START Exercise material

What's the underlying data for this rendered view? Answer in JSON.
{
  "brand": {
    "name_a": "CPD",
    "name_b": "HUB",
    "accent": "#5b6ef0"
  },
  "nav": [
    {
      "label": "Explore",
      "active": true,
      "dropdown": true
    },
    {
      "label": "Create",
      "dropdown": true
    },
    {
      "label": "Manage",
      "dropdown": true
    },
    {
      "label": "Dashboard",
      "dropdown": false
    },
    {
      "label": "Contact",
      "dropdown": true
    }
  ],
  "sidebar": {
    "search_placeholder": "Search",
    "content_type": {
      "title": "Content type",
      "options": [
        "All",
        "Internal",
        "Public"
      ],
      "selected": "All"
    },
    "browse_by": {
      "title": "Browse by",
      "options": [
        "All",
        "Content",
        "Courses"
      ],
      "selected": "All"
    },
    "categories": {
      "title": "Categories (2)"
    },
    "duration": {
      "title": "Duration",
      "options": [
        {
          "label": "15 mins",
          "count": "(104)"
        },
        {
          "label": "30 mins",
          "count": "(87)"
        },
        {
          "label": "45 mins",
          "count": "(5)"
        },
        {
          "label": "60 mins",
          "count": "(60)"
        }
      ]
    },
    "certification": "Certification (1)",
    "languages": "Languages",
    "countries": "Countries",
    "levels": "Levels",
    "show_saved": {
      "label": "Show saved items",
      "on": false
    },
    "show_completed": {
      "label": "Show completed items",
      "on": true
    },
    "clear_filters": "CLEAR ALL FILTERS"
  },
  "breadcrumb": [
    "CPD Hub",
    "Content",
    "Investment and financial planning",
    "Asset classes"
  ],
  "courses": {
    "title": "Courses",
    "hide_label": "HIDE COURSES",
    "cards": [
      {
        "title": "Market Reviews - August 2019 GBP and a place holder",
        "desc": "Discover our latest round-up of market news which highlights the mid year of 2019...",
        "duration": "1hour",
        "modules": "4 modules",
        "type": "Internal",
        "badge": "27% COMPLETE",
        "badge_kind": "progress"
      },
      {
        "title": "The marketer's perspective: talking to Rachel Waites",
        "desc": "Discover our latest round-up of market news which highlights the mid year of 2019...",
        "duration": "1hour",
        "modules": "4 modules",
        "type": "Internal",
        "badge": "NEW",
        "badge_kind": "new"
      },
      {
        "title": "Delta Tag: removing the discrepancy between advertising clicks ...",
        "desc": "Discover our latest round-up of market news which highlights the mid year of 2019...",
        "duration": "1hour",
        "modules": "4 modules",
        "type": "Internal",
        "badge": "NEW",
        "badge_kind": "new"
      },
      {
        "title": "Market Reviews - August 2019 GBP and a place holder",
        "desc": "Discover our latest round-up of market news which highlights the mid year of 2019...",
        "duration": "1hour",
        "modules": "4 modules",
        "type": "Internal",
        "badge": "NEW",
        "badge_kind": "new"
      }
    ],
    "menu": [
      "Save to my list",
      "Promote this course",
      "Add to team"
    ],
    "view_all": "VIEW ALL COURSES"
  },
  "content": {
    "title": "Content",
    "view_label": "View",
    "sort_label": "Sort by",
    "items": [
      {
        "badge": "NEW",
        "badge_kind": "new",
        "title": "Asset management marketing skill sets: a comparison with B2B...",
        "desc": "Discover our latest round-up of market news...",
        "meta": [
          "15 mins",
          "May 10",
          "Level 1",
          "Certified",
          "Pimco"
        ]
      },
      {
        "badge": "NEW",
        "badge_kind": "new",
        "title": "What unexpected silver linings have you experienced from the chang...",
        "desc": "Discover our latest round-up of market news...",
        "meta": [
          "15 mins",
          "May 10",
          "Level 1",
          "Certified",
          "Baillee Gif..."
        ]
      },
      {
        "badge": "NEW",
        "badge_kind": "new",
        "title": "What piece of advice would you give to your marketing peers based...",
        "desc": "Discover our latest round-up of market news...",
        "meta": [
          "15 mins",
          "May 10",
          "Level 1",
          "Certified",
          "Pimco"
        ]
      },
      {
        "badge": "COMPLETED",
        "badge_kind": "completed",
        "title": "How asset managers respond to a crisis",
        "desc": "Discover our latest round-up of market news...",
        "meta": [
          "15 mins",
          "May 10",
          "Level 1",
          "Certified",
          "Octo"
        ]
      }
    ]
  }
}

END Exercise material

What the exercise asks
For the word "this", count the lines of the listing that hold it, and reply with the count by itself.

Answer to the problem
2